Mark 1:14-15: “After John was put in prison, Jesus went into Galilee, proclaiming the good news of God. ‘The time has come,’ he said, ‘the kingdom of God has come near. Repent and believe the good news.’”
The Gospel of Mark is the shortest of the four gospels. According to tradition, it was the first gospel to be written, and the likely author was John Mark, the man who was originally a companion of the apostle Paul, but later became a friend of Peter. It is often asserted that the Gospel of Mark was the account of Jesus from Peter’s point of view. Tradition says Peter is responsible for the main content of the book, but it is John Mark who actually writes it in the years after Paul and Peter were martyred in Rome. If this is true, he wrote the gospel during the time of Christian persecution in Rome under Nero.
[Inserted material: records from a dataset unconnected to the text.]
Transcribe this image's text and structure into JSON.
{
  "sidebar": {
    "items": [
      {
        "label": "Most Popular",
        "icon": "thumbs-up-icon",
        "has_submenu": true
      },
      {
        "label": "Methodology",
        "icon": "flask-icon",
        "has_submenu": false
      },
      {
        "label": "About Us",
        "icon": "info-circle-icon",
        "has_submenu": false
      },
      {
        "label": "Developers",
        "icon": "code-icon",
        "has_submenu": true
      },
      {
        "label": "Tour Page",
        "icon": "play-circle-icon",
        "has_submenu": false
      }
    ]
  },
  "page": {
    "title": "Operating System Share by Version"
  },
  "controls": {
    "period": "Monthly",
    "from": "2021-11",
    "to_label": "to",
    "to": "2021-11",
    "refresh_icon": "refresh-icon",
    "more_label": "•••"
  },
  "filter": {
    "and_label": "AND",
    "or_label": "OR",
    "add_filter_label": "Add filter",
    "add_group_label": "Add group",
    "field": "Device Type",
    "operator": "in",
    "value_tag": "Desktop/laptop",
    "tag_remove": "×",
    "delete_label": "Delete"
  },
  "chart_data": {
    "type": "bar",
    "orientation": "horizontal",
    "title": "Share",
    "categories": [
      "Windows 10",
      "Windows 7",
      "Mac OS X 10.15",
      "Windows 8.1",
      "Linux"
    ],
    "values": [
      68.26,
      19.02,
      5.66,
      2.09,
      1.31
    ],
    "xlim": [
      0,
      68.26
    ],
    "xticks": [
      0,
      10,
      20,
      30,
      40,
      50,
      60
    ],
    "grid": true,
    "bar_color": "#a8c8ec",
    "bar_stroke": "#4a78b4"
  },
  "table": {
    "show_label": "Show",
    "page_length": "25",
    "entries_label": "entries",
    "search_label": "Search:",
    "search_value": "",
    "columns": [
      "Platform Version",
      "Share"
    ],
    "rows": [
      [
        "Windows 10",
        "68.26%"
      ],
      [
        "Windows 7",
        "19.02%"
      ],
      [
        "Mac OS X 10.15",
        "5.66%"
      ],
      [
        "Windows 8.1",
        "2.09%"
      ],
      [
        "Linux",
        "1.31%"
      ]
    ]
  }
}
The book moves at a fast face and regularly emphasizes that the way of Christ is the way of suffering and the cross. This would make sense if tradition is correct about the historical circumstances of its writing. One of Mark’s favorite words is “immediately.” The book has a quick pace and gives one the feeling that Mark is getting down to the core issues. Jesus is the promised Messiah. But the people misunderstood what the Messiah would do. Before he is glorified and rules the earth as king, first he must be rejected and die a death for the sins of the people. The way of discipleship is to follow this same pattern. Glory is coming, but first comes the cross.
There are a number of potential ways to outline the book of Mark, but perhaps the easiest way for our purposes in this article is to see how it splits up into four different sections. In the first section (1:1-3:6) Jesus publicly proclaims the coming of the kingdom of God. The book opens with a prologue which introduces this as a book about the good news of Christ, but then quickly moves into an early proclamation of the kingdom, the calling of disciples, and various actions and miracles that demonstrate the power of the coming king. The crowds are amazed at Jesus’ power, but opposition from the religious rulers begins at the very outset of the story.
Part two (3:7-8:21) develops the role of three different groups that are important to the gospel—the crowd, the disciples, and Jesus’ opponents. The crowd continues to be amazed at the public works of Jesus, while the disciples receive private instruction from him. All the while, opposition is mounting as many people are not impressed with what Jesus is doing, and even see him as a danger to their nation.
In part three (8:22-10:45), the attention focuses on Jesus and his teaching of the disciples. On three different occasions he tries to explain the nature of his kingship, but each time the disciples are unable to comprehend Jesus’ true meaning. The emphasis in this section is on the way of the cross. Jesus, as king, must take the way of the cross, and anyone who follows after him as his disciple must also do the same.
Finally, in part four (10:46-16:8), the story reaches its climax. Jesus is received with an exuberate welcome by the crowds as he enters the city of Jerusalem. But it does not take long for the opposition to overcome the crowd’s enthusiasm. All of these events lead to Jesus’ trial and suffering, ultimately climaxing in his crucifixion. The book ends with a short story about resurrection morning, and with an interesting note that the women who went away from the empty tomb were bewildered and afraid.
Mark’s gospel is often a good place to begin a study about the life of Jesus. Because the narrative is short, it is easy to read and follow, and gives one a picture by picture look at the events in Jesus’ life. Other gospels expand upon this material and add layers of depth, but if tradition is right in saying that this was the first gospel written, certainly it holds its place in history as a special account of the life of Jesus, the crucified king.